Scientists Track Progression of HIV to AIDS, Study Says
Scientists from the University of Florida College of Medicine have tracked how HIV progresses to AIDS -- a finding that could lead to the development of new drugs that target the virus before it can progress -- according to a study published online recently in PLoS One, ANI/DailyIndia.com reports.
Researchers led by Marco Salemi -- an assistant professor of pathology, immunology and laboratory medicine at UFCM -- tracked four children who were HIV-positive at birth. All of the children had taken minimal medication and developed AIDS by age one. The researchers studied blood samples taken from the children at birth, throughout their lives and after their deaths. Tissue samples also were taken at the time of death, ANI/DailyIndia.com reports.

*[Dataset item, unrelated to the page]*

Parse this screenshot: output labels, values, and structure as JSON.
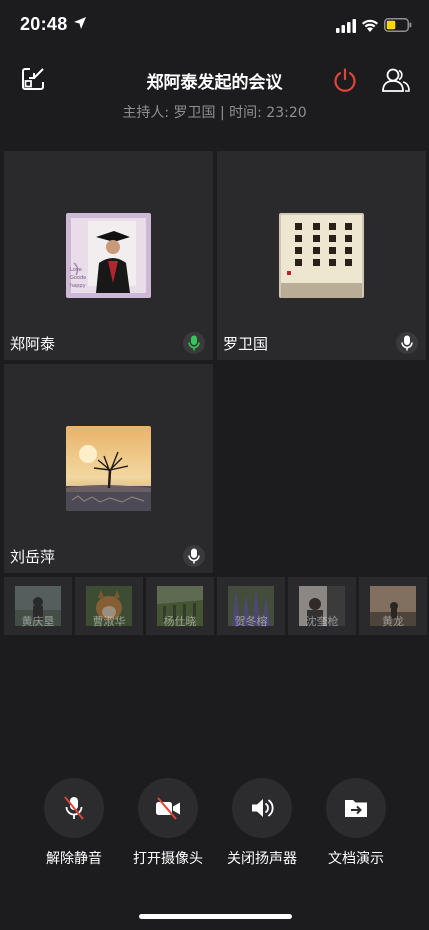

Using a high-resolution computer technique, the researchers examined the blood and tissue samples to monitor mutations in a protein that enables the virus to attach to human cells. The researchers then categorized the virus into two groups -- R5 and X4. R5 typically is present during the early stages of infection with HIV, and X4 is present just before HIV progresses to AIDS, according to ANI/DailyIndia.com. The researchers then tracked the virus in each child to determine when and why X4 appeared.
The study found that most HIV viral changes occur in the thymus -- an organ responsible for immune cell development that is located behind the breastbone. In addition, the study found that HIV progressed similarly in each child, regardless of his or her medical history. The researchers next plan to track HIV progression in adults before and after beginning treatment with antiretroviral drugs. The researchers hope that their findings lead to new drugs that hinder the virus' ability to evolve in the thymus, according to ANI/DailyIndia.com.

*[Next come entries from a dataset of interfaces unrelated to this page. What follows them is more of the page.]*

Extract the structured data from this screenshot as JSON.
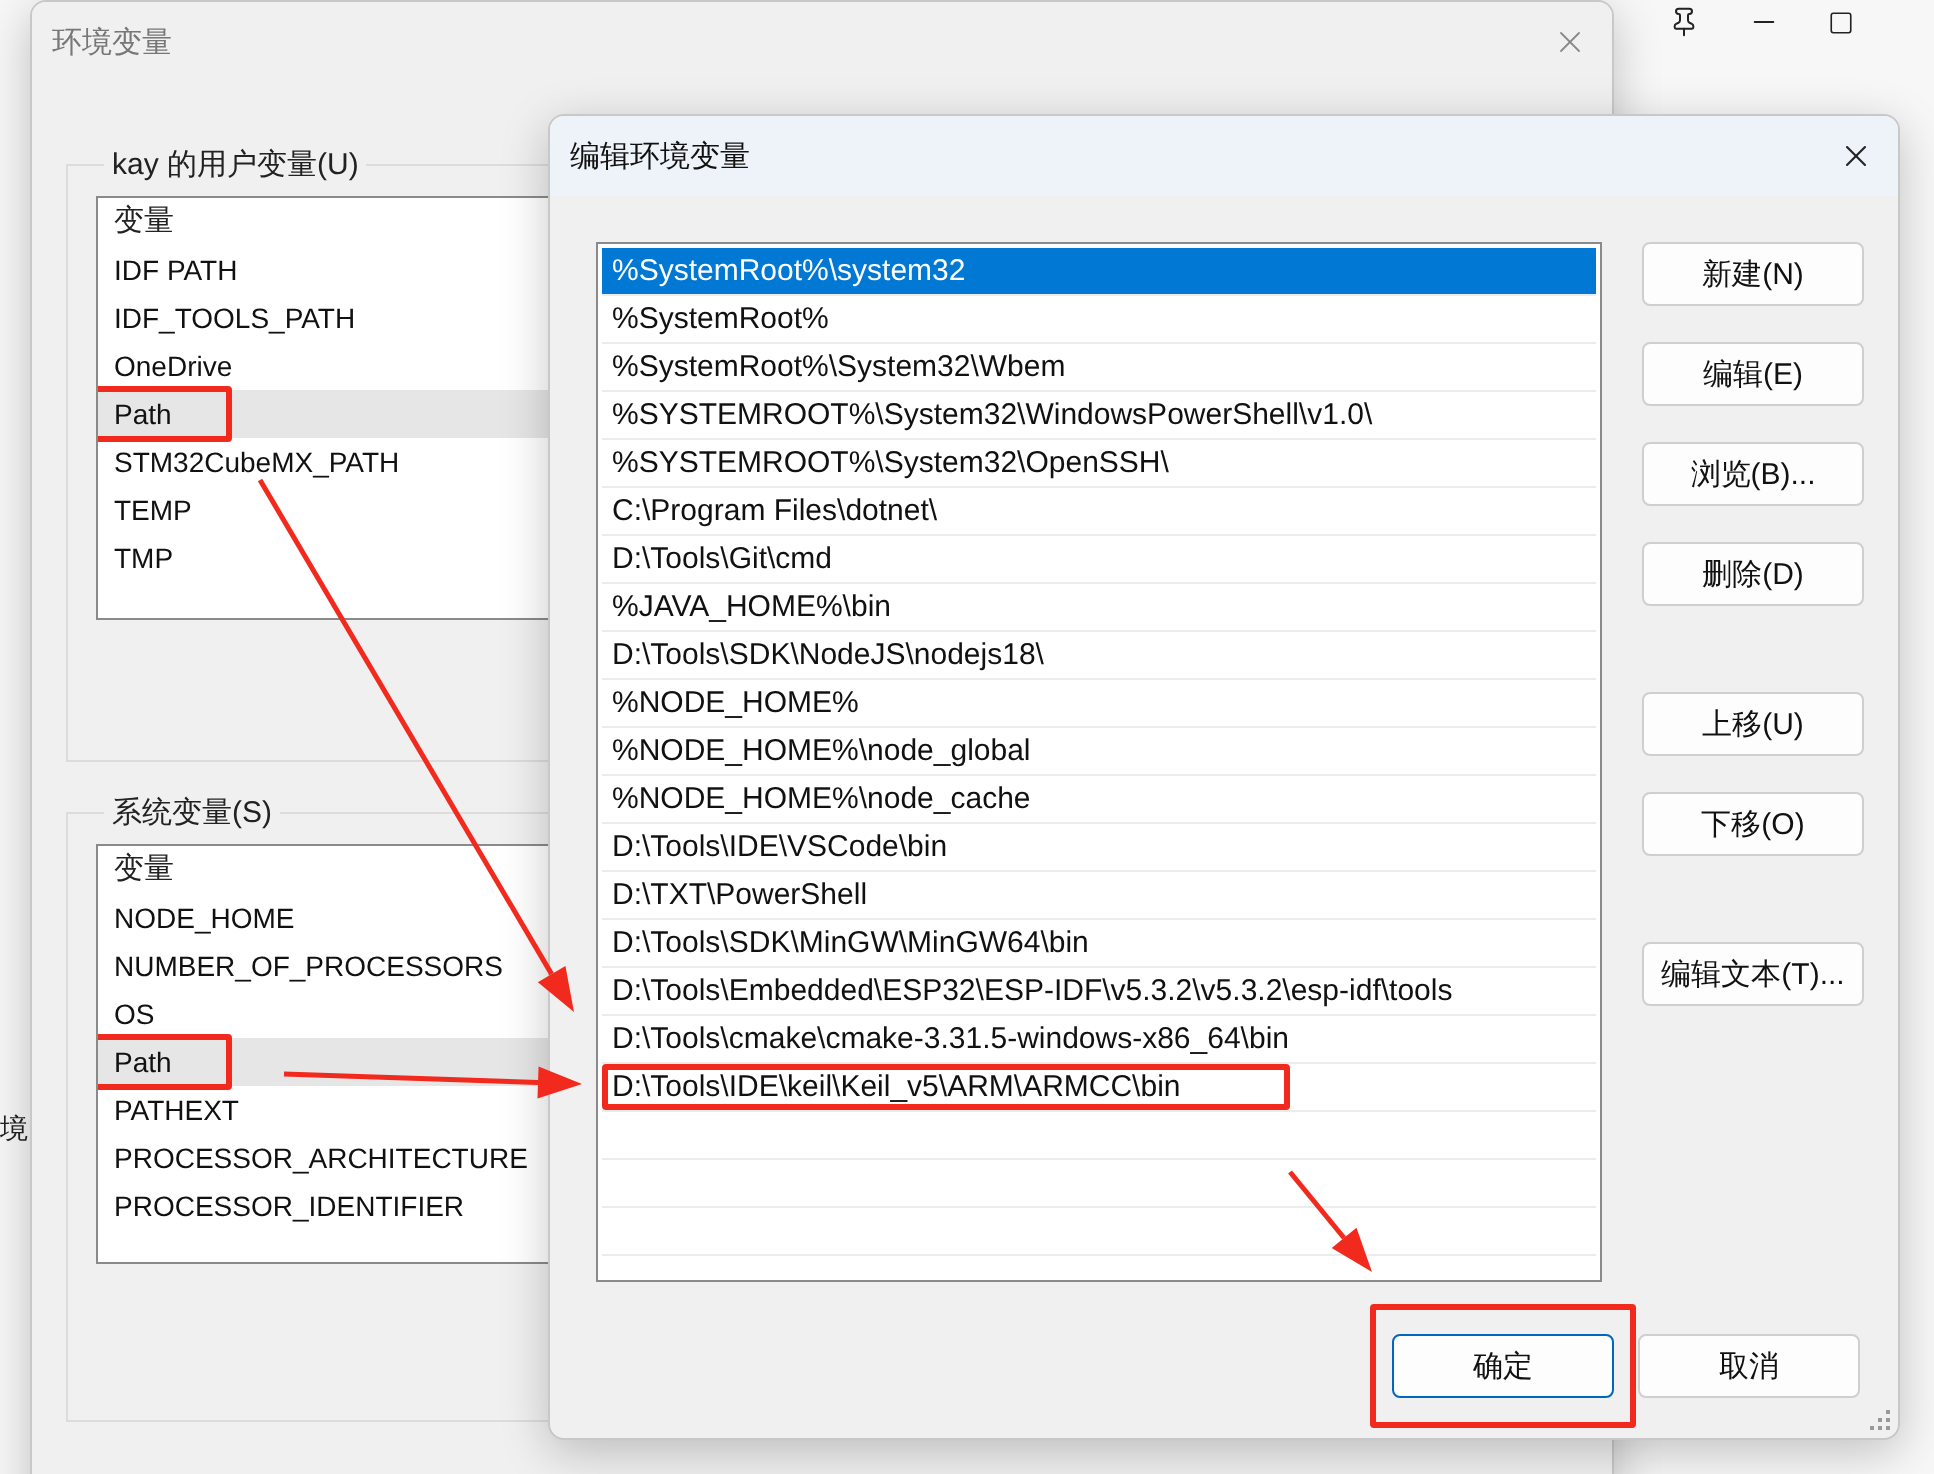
{
  "background_window": {
    "side_label": "境"
  },
  "env_window": {
    "title": "环境变量",
    "user_group": {
      "title": "kay 的用户变量(U)",
      "column": "变量",
      "rows": [
        {
          "name": "IDF PATH",
          "selected": false,
          "highlighted": false
        },
        {
          "name": "IDF_TOOLS_PATH",
          "selected": false,
          "highlighted": false
        },
        {
          "name": "OneDrive",
          "selected": false,
          "highlighted": false
        },
        {
          "name": "Path",
          "selected": true,
          "highlighted": true
        },
        {
          "name": "STM32CubeMX_PATH",
          "selected": false,
          "highlighted": false
        },
        {
          "name": "TEMP",
          "selected": false,
          "highlighted": false
        },
        {
          "name": "TMP",
          "selected": false,
          "highlighted": false
        }
      ]
    },
    "system_group": {
      "title": "系统变量(S)",
      "column": "变量",
      "rows": [
        {
          "name": "NODE_HOME",
          "selected": false,
          "highlighted": false
        },
        {
          "name": "NUMBER_OF_PROCESSORS",
          "selected": false,
          "highlighted": false
        },
        {
          "name": "OS",
          "selected": false,
          "highlighted": false
        },
        {
          "name": "Path",
          "selected": true,
          "highlighted": true
        },
        {
          "name": "PATHEXT",
          "selected": false,
          "highlighted": false
        },
        {
          "name": "PROCESSOR_ARCHITECTURE",
          "selected": false,
          "highlighted": false
        },
        {
          "name": "PROCESSOR_IDENTIFIER",
          "selected": false,
          "highlighted": false
        }
      ]
    }
  },
  "edit_dialog": {
    "title": "编辑环境变量",
    "entries": [
      {
        "text": "%SystemRoot%\\system32",
        "selected": true,
        "highlighted": false
      },
      {
        "text": "%SystemRoot%",
        "selected": false,
        "highlighted": false
      },
      {
        "text": "%SystemRoot%\\System32\\Wbem",
        "selected": false,
        "highlighted": false
      },
      {
        "text": "%SYSTEMROOT%\\System32\\WindowsPowerShell\\v1.0\\",
        "selected": false,
        "highlighted": false
      },
      {
        "text": "%SYSTEMROOT%\\System32\\OpenSSH\\",
        "selected": false,
        "highlighted": false
      },
      {
        "text": "C:\\Program Files\\dotnet\\",
        "selected": false,
        "highlighted": false
      },
      {
        "text": "D:\\Tools\\Git\\cmd",
        "selected": false,
        "highlighted": false
      },
      {
        "text": "%JAVA_HOME%\\bin",
        "selected": false,
        "highlighted": false
      },
      {
        "text": "D:\\Tools\\SDK\\NodeJS\\nodejs18\\",
        "selected": false,
        "highlighted": false
      },
      {
        "text": "%NODE_HOME%",
        "selected": false,
        "highlighted": false
      },
      {
        "text": "%NODE_HOME%\\node_global",
        "selected": false,
        "highlighted": false
      },
      {
        "text": "%NODE_HOME%\\node_cache",
        "selected": false,
        "highlighted": false
      },
      {
        "text": "D:\\Tools\\IDE\\VSCode\\bin",
        "selected": false,
        "highlighted": false
      },
      {
        "text": "D:\\TXT\\PowerShell",
        "selected": false,
        "highlighted": false
      },
      {
        "text": "D:\\Tools\\SDK\\MinGW\\MinGW64\\bin",
        "selected": false,
        "highlighted": false
      },
      {
        "text": "D:\\Tools\\Embedded\\ESP32\\ESP-IDF\\v5.3.2\\v5.3.2\\esp-idf\\tools",
        "selected": false,
        "highlighted": false
      },
      {
        "text": "D:\\Tools\\cmake\\cmake-3.31.5-windows-x86_64\\bin",
        "selected": false,
        "highlighted": false
      },
      {
        "text": "D:\\Tools\\IDE\\keil\\Keil_v5\\ARM\\ARMCC\\bin",
        "selected": false,
        "highlighted": true
      }
    ],
    "button_groups": [
      [
        "新建(N)",
        "编辑(E)",
        "浏览(B)...",
        "删除(D)"
      ],
      [
        "上移(U)",
        "下移(O)"
      ],
      [
        "编辑文本(T)..."
      ]
    ],
    "ok": {
      "label": "确定",
      "highlighted": true
    },
    "cancel": {
      "label": "取消"
    }
  }
}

If scientists could "understand the selective pressures" that lead X4 to develop, as well as the "steps involved in the conversion of viruses, then we might be able to set up new targets for drug development," Maureen Goodenow, a study senior author and HIV/AIDS researcher at UFCM, said. Goodenow added the study increases the possibility that the "evolutionary track" of HIV is "not totally random."

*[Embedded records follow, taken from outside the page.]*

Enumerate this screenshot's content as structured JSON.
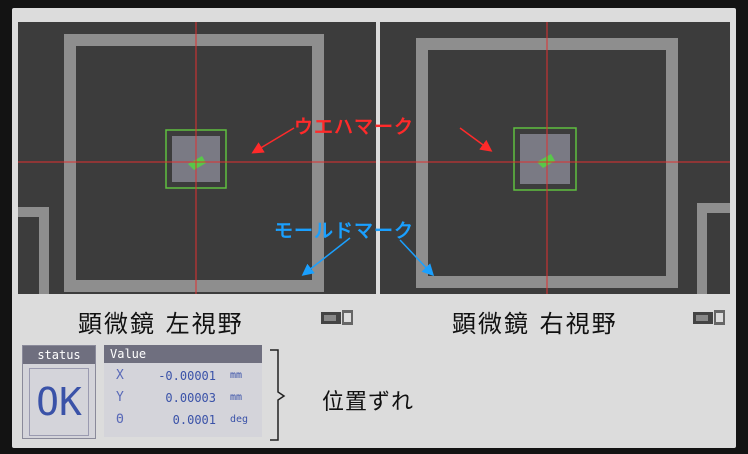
{
  "annotations": {
    "wafer_mark": "ウエハマーク",
    "mold_mark": "モールドマーク"
  },
  "views": {
    "left_label": "顕微鏡 左視野",
    "right_label": "顕微鏡 右視野"
  },
  "status": {
    "header": "status",
    "value": "OK"
  },
  "value_panel": {
    "header": "Value",
    "rows": [
      {
        "axis": "X",
        "value": "-0.00001",
        "unit": "mm"
      },
      {
        "axis": "Y",
        "value": "0.00003",
        "unit": "mm"
      },
      {
        "axis": "Θ",
        "value": "0.0001",
        "unit": "deg"
      }
    ]
  },
  "shift_label": "位置ずれ",
  "colors": {
    "annotation_red": "#ff2a2a",
    "annotation_blue": "#1aa0ff",
    "value_text": "#3a52a8",
    "panel_header": "#6f6f7f"
  }
}
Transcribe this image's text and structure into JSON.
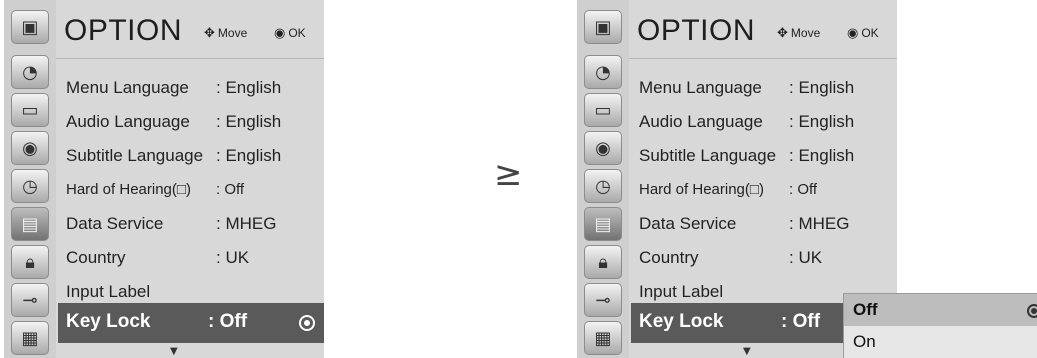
{
  "left": {
    "title": "OPTION",
    "hint_move": "Move",
    "hint_ok": "OK",
    "icons": [
      "setup-icon",
      "picture-icon",
      "audio-icon",
      "time-icon",
      "option-icon",
      "lock-icon",
      "input-icon",
      "usb-icon"
    ],
    "items": [
      {
        "label": "Menu Language",
        "value": ": English"
      },
      {
        "label": "Audio Language",
        "value": ": English"
      },
      {
        "label": "Subtitle Language",
        "value": ": English"
      },
      {
        "label": "Hard of Hearing(□)",
        "value": ": Off"
      },
      {
        "label": "Data Service",
        "value": ": MHEG"
      },
      {
        "label": "Country",
        "value": ": UK"
      },
      {
        "label": "Input Label",
        "value": ""
      }
    ],
    "selected": {
      "label": "Key Lock",
      "value": ": Off"
    }
  },
  "right": {
    "title": "OPTION",
    "hint_move": "Move",
    "hint_ok": "OK",
    "items": [
      {
        "label": "Menu Language",
        "value": ": English"
      },
      {
        "label": "Audio Language",
        "value": ": English"
      },
      {
        "label": "Subtitle Language",
        "value": ": English"
      },
      {
        "label": "Hard of Hearing(□)",
        "value": ": Off"
      },
      {
        "label": "Data Service",
        "value": ": MHEG"
      },
      {
        "label": "Country",
        "value": ": UK"
      },
      {
        "label": "Input Label",
        "value": ""
      }
    ],
    "selected": {
      "label": "Key Lock",
      "value": ": Off"
    },
    "popup": {
      "options": [
        "Off",
        "On"
      ],
      "selected": "Off"
    }
  },
  "between_arrow": "≥"
}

Oliver Pybus, a zoology research fellow at University of Oxford, said the study is "excellent." He added, "For the first time, it shows how the movement of immune cells with the body is linked to the evolutionary behavior of the virus, which in turn determines the clinical outcome of infection" (ANI/DailyIndia.com, 10/17).